*EXERCISE PROMPT*
Repeat each entry. Keep every line exactly as it is.

Dataset rows describing interfaces
══════════════════════════════
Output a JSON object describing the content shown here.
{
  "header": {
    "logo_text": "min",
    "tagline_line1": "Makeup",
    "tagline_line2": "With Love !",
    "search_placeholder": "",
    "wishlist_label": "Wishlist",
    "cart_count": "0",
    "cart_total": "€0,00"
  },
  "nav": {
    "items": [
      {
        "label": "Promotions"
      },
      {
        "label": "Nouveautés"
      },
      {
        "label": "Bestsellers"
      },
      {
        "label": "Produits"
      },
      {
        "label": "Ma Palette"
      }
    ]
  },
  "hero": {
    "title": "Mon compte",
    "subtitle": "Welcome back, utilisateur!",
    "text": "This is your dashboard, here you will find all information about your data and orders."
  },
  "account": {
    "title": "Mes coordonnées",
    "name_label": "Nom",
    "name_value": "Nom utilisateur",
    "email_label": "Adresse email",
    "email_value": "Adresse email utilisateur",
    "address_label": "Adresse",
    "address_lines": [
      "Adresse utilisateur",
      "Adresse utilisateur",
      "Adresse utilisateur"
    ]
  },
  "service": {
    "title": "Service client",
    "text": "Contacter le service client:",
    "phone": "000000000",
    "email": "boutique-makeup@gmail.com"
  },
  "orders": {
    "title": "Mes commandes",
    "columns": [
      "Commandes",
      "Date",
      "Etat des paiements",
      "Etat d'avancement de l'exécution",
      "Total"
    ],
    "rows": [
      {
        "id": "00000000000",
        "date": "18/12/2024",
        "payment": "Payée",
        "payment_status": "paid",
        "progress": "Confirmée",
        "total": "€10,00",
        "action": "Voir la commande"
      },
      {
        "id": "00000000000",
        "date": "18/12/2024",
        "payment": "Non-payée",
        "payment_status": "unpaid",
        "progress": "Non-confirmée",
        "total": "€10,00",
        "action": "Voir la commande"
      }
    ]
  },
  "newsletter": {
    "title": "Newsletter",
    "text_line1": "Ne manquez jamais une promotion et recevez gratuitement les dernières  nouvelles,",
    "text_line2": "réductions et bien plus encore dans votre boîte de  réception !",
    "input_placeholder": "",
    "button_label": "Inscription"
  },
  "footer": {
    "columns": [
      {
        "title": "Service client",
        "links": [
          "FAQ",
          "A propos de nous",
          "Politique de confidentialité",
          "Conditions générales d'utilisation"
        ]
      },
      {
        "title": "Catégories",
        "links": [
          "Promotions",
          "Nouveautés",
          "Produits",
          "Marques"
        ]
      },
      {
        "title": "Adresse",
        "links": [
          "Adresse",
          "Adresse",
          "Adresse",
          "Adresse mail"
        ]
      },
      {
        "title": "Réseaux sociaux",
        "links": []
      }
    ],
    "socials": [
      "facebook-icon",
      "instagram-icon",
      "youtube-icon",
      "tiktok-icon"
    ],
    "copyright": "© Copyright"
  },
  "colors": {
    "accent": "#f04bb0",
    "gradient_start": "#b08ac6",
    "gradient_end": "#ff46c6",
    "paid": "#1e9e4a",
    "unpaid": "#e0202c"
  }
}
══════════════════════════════
*TASK RESULT*
Output a JSON object describing the content shown here.
{
  "header": {
    "logo_text": "min",
    "tagline_line1": "Makeup",
    "tagline_line2": "With Love !",
    "search_placeholder": "",
    "wishlist_label": "Wishlist",
    "cart_count": "0",
    "cart_total": "€0,00"
  },
  "nav": {
    "items": [
      {
        "label": "Promotions"
      },
      {
        "label": "Nouveautés"
      },
      {
        "label": "Bestsellers"
      },
      {
        "label": "Produits"
      },
      {
        "label": "Ma Palette"
      }
    ]
  },
  "hero": {
    "title": "Mon compte",
    "subtitle": "Welcome back, utilisateur!",
    "text": "This is your dashboard, here you will find all information about your data and orders."
  },
  "account": {
    "title": "Mes coordonnées",
    "name_label": "Nom",
    "name_value": "Nom utilisateur",
    "email_label": "Adresse email",
    "email_value": "Adresse email utilisateur",
    "address_label": "Adresse",
    "address_lines": [
      "Adresse utilisateur",
      "Adresse utilisateur",
      "Adresse utilisateur"
    ]
  },
  "service": {
    "title": "Service client",
    "text": "Contacter le service client:",
    "phone": "000000000",
    "email": "boutique-makeup@gmail.com"
  },
  "orders": {
    "title": "Mes commandes",
    "columns": [
      "Commandes",
      "Date",
      "Etat des paiements",
      "Etat d'avancement de l'exécution",
      "Total"
    ],
    "rows": [
      {
        "id": "00000000000",
        "date": "18/12/2024",
        "payment": "Payée",
        "payment_status": "paid",
        "progress": "Confirmée",
        "total": "€10,00",
        "action": "Voir la commande"
      },
      {
        "id": "00000000000",
        "date": "18/12/2024",
        "payment": "Non-payée",
        "payment_status": "unpaid",
        "progress": "Non-confirmée",
        "total": "€10,00",
        "action": "Voir la commande"
      }
    ]
  },
  "newsletter": {
    "title": "Newsletter",
    "text_line1": "Ne manquez jamais une promotion et recevez gratuitement les dernières  nouvelles,",
    "text_line2": "réductions et bien plus encore dans votre boîte de  réception !",
    "input_placeholder": "",
    "button_label": "Inscription"
  },
  "footer": {
    "columns": [
      {
        "title": "Service client",
        "links": [
          "FAQ",
          "A propos de nous",
          "Politique de confidentialité",
          "Conditions générales d'utilisation"
        ]
      },
      {
        "title": "Catégories",
        "links": [
          "Promotions",
          "Nouveautés",
          "Produits",
          "Marques"
        ]
      },
      {
        "title": "Adresse",
        "links": [
          "Adresse",
          "Adresse",
          "Adresse",
          "Adresse mail"
        ]
      },
      {
        "title": "Réseaux sociaux",
        "links": []
      }
    ],
    "socials": [
      "facebook-icon",
      "instagram-icon",
      "youtube-icon",
      "tiktok-icon"
    ],
    "copyright": "© Copyright"
  },
  "colors": {
    "accent": "#f04bb0",
    "gradient_start": "#b08ac6",
    "gradient_end": "#ff46c6",
    "paid": "#1e9e4a",
    "unpaid": "#e0202c"
  }
}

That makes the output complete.